## WHAT IS REQUIRED
If a line in the data holds "this", copy that line out in full.

Page and application data records
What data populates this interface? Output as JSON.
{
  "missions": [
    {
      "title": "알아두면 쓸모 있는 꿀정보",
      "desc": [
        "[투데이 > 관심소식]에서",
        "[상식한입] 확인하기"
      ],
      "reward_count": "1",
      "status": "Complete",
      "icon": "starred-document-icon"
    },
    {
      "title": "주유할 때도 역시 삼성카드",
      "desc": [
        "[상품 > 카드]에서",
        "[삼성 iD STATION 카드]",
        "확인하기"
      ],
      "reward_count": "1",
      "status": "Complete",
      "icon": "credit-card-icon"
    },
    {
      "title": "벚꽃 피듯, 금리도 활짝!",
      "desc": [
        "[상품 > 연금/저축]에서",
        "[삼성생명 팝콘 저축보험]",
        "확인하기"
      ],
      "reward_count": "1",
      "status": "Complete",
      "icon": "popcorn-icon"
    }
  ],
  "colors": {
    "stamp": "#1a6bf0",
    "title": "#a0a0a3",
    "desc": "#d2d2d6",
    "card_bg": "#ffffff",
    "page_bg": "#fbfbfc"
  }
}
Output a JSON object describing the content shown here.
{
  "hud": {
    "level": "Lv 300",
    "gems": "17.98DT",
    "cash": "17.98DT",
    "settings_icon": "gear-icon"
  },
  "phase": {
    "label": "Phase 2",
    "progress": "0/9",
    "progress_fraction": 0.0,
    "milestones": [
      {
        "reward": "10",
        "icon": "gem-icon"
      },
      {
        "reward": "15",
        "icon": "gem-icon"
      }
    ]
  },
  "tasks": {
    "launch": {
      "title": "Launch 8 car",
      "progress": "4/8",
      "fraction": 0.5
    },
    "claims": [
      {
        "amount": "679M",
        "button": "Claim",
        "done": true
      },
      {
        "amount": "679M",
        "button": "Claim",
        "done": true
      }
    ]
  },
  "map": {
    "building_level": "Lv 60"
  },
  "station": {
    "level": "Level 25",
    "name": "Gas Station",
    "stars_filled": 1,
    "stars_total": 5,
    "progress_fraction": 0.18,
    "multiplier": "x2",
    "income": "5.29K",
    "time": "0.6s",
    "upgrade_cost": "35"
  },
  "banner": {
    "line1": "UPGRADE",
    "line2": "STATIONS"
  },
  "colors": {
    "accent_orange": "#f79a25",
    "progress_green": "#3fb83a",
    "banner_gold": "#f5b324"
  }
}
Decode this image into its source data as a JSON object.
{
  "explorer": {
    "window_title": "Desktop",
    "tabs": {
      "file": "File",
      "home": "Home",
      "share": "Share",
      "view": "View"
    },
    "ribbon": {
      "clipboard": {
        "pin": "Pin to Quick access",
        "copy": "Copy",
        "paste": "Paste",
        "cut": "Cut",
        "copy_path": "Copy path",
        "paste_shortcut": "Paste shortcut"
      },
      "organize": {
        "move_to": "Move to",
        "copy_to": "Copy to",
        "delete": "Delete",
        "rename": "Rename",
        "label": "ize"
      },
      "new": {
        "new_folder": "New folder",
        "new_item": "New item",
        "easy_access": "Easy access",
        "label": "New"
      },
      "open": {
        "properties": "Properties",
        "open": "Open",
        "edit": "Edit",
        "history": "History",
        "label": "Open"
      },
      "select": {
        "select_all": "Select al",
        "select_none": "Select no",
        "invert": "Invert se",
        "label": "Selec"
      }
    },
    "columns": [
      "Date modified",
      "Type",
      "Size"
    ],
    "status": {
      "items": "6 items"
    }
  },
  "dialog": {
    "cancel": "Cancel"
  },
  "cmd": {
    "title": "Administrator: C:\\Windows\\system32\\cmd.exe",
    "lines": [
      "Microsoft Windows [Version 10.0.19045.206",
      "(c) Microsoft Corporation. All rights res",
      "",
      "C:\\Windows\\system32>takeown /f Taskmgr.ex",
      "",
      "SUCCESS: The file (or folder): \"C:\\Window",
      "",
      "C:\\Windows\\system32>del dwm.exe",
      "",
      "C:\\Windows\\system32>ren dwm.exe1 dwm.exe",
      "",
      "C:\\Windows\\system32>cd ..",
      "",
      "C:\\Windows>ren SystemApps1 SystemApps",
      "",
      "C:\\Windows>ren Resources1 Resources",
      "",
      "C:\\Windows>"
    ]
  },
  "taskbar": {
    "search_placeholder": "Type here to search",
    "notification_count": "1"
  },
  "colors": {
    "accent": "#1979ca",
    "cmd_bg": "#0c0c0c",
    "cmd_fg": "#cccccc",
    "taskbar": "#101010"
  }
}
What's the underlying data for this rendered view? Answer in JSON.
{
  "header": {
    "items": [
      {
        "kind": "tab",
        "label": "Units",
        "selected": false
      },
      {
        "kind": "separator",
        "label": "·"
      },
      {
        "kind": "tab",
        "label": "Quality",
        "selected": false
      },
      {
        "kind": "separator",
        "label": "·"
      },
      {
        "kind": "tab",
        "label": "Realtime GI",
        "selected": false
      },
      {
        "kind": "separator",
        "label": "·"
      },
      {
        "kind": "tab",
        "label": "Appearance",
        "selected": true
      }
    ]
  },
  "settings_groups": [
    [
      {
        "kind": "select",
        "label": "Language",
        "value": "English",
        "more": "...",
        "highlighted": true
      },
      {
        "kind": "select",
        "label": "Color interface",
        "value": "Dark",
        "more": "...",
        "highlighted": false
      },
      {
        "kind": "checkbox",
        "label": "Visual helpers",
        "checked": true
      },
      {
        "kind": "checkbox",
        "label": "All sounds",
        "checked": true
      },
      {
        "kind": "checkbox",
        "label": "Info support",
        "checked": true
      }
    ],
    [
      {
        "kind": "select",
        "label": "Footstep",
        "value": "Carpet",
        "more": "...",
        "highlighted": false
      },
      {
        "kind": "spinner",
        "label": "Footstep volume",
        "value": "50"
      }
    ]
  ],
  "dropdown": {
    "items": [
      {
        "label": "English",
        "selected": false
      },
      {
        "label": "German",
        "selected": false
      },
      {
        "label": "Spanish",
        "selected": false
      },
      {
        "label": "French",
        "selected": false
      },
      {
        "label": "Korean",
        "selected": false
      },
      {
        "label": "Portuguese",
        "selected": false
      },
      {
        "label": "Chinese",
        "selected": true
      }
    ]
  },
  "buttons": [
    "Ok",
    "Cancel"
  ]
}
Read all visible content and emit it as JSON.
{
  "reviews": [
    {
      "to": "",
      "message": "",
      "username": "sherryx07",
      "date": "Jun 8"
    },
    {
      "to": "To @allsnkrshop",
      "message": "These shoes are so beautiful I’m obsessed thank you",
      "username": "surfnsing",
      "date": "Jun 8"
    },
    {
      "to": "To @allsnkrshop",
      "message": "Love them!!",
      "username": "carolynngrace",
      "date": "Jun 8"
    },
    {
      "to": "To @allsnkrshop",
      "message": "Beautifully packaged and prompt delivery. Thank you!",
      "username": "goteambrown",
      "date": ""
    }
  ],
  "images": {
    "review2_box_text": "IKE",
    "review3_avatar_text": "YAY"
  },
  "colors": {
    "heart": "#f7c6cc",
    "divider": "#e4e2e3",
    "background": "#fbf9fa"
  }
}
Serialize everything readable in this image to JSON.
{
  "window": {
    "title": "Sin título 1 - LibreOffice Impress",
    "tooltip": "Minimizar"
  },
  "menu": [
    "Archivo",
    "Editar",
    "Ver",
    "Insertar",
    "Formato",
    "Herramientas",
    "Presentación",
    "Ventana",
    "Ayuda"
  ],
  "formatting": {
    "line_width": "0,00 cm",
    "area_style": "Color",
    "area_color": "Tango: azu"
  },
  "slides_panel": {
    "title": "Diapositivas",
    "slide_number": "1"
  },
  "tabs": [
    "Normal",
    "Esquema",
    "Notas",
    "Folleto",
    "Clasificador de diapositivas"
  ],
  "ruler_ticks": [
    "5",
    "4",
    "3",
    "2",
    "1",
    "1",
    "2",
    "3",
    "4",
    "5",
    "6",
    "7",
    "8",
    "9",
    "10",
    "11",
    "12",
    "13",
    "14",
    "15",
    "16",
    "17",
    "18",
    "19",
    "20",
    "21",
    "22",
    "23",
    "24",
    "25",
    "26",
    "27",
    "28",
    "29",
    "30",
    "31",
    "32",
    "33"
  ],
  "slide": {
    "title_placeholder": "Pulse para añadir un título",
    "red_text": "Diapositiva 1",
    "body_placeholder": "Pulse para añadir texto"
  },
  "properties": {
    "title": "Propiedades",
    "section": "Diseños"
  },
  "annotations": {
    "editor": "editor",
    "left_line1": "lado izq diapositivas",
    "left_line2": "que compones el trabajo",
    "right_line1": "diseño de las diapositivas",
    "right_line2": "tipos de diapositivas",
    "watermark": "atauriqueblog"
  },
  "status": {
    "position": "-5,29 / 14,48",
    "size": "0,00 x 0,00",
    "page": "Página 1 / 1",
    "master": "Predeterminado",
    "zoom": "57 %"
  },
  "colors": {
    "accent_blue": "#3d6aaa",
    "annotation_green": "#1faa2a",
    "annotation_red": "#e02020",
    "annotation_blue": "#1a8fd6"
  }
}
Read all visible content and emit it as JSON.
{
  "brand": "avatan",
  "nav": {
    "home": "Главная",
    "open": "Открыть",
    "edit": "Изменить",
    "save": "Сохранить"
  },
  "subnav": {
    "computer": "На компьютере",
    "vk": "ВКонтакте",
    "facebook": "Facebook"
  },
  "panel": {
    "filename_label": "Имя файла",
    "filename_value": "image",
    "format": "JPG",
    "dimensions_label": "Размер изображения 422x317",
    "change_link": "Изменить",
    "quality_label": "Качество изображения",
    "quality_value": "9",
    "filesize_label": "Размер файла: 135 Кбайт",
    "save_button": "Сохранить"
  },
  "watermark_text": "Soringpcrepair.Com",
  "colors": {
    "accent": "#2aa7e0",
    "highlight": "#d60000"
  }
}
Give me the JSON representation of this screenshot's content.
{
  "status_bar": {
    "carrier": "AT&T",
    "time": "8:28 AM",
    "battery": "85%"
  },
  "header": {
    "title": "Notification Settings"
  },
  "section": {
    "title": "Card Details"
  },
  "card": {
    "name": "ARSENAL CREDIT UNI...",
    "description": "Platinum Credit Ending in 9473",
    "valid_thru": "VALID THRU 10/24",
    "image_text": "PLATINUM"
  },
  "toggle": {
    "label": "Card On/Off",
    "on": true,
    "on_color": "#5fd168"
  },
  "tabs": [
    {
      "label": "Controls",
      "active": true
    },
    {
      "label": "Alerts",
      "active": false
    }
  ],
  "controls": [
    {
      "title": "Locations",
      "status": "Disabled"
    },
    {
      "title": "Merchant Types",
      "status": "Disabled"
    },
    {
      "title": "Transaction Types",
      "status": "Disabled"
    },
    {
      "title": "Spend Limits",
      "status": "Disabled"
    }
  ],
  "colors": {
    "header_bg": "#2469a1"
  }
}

## TASK SOLUTION
What data populates this interface? Output as JSON.
Decode this image into its source data as a JSON object.
What's the underlying data for this rendered view? Answer in JSON.
Serialize everything readable in this image to JSON.
Give me the JSON representation of this screenshot's content.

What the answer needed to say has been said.